- **Entries from a dataset of interfaces**
..............................
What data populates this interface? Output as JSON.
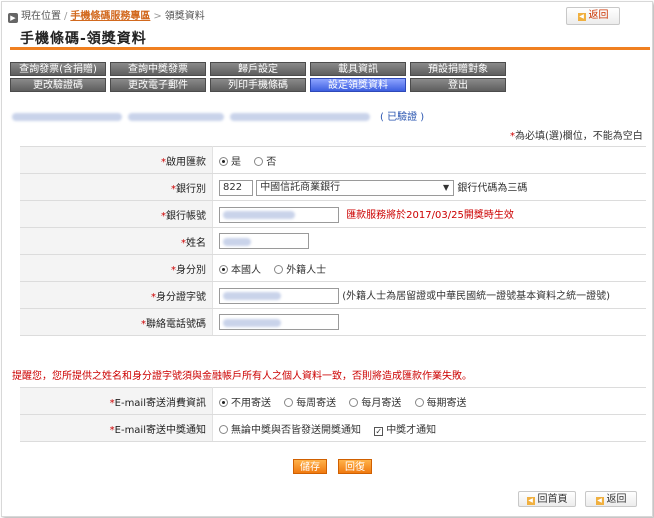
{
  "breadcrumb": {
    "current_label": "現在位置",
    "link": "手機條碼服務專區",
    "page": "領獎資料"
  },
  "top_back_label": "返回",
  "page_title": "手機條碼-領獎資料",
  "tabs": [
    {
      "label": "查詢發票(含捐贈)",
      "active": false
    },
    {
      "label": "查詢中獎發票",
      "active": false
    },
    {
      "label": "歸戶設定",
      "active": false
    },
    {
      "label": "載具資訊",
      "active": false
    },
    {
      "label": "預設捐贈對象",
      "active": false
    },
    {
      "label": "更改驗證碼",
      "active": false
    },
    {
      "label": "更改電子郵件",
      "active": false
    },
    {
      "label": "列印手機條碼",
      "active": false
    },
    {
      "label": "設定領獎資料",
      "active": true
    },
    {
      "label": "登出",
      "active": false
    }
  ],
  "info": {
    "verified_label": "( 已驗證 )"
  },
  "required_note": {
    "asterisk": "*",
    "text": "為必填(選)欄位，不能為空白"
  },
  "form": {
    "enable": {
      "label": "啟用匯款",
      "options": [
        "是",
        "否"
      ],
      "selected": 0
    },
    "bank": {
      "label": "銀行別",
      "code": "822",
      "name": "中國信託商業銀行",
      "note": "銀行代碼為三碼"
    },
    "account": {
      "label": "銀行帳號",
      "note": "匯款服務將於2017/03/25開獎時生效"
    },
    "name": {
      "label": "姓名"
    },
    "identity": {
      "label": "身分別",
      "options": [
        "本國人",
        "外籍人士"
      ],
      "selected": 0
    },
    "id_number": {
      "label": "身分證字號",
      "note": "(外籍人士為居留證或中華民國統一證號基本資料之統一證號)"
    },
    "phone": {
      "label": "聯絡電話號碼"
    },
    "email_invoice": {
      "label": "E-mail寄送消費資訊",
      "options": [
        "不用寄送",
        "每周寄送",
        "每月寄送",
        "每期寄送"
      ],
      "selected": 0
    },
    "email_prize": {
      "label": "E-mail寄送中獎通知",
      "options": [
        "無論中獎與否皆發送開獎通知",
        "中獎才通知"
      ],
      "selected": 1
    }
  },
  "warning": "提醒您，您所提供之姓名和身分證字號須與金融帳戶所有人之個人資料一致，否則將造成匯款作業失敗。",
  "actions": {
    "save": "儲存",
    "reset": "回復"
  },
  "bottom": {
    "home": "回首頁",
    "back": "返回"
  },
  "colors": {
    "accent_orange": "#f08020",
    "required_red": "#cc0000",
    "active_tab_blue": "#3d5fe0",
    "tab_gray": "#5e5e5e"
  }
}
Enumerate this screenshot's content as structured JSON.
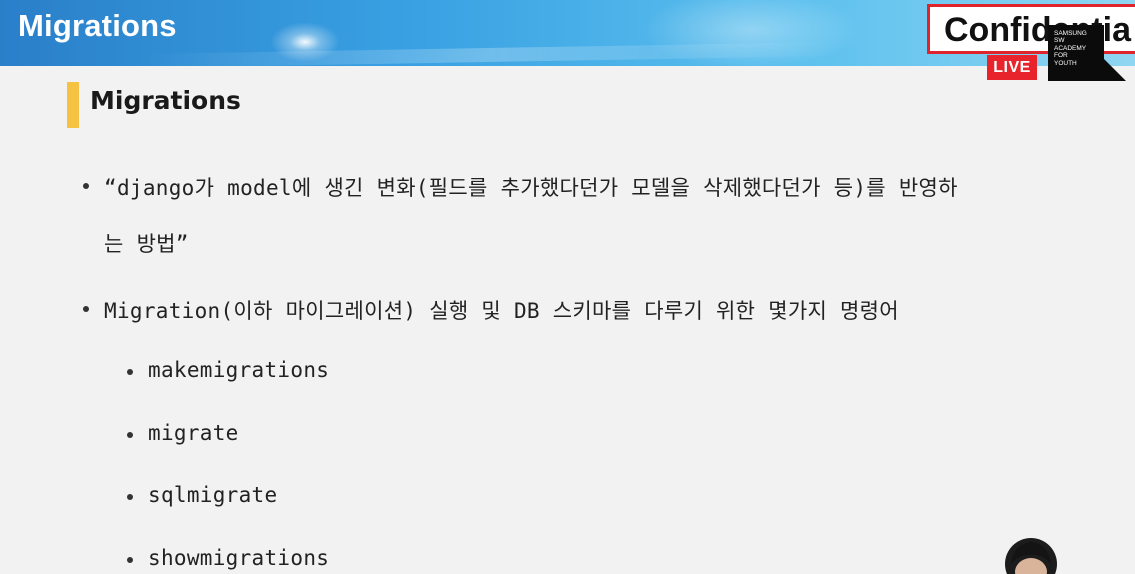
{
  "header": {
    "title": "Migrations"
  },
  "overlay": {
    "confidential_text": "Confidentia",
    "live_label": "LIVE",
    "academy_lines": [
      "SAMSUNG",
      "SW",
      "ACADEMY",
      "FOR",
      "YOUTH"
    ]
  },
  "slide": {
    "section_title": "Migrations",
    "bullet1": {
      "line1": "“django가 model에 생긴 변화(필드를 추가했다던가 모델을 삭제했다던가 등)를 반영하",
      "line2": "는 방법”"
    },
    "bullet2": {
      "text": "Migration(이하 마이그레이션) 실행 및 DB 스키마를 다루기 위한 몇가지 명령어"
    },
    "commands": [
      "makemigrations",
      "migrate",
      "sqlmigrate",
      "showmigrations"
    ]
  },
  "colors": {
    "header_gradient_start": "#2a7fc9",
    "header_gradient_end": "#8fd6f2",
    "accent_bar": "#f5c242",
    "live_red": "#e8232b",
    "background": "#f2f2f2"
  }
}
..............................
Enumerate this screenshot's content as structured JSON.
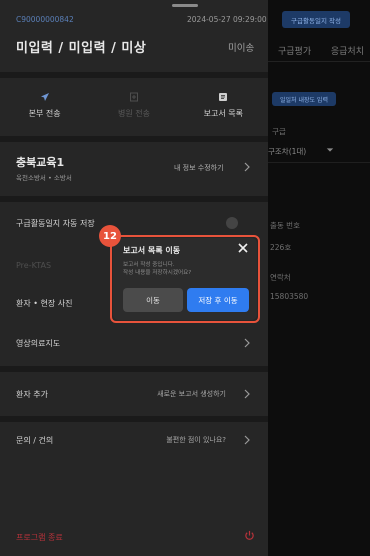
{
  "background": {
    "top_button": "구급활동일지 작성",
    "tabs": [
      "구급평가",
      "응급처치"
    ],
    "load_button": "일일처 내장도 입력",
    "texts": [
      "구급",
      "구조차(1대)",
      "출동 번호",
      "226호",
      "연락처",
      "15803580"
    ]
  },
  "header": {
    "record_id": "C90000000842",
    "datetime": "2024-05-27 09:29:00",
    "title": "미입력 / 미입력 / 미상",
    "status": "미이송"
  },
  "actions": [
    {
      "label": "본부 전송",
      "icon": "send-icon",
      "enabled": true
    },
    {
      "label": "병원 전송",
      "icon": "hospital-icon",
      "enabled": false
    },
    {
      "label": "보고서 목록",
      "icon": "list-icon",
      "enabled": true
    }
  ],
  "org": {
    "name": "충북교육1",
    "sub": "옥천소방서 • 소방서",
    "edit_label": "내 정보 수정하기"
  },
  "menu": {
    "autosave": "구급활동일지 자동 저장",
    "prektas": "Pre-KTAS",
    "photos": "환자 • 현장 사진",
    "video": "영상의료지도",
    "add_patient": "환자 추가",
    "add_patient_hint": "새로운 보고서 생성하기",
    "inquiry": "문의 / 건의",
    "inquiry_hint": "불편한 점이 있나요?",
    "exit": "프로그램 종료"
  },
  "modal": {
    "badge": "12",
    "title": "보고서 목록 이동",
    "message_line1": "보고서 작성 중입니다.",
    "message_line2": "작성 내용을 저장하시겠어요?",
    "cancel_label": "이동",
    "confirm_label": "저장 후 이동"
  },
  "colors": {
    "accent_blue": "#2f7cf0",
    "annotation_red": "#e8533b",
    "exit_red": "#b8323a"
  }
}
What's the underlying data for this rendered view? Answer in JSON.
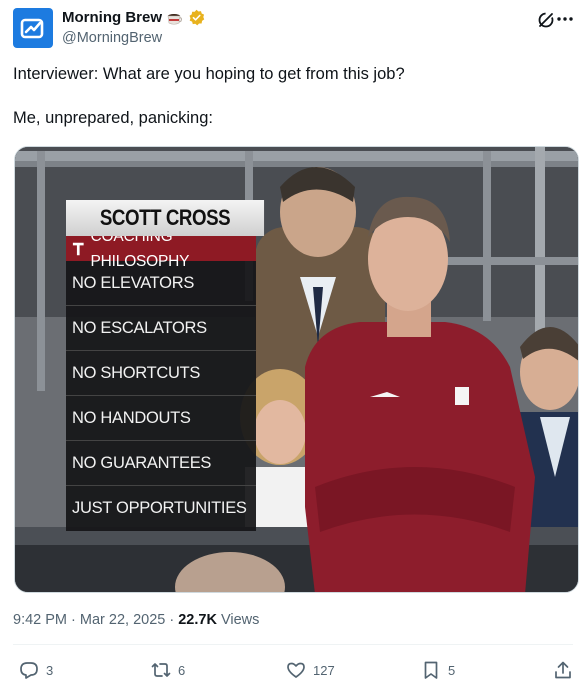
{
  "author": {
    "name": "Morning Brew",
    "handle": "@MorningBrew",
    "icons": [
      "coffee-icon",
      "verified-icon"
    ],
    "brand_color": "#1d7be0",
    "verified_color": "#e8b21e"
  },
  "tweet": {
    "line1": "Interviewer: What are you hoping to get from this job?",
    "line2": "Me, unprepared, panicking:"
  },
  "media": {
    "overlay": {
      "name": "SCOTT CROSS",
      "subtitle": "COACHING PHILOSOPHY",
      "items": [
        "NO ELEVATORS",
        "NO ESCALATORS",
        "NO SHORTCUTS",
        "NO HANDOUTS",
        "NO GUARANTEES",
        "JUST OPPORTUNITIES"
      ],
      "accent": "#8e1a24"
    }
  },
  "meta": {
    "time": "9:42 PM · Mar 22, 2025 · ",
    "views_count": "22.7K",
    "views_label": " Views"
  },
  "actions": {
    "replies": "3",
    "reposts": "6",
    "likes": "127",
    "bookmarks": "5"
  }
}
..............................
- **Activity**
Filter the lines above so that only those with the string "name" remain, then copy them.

- **Solution to this problem**
      "name": "中國信託商業銀行",
    "name": {
    "name": "충북교육1",
    "name": "Morning Brew",
      "name": "SCOTT CROSS",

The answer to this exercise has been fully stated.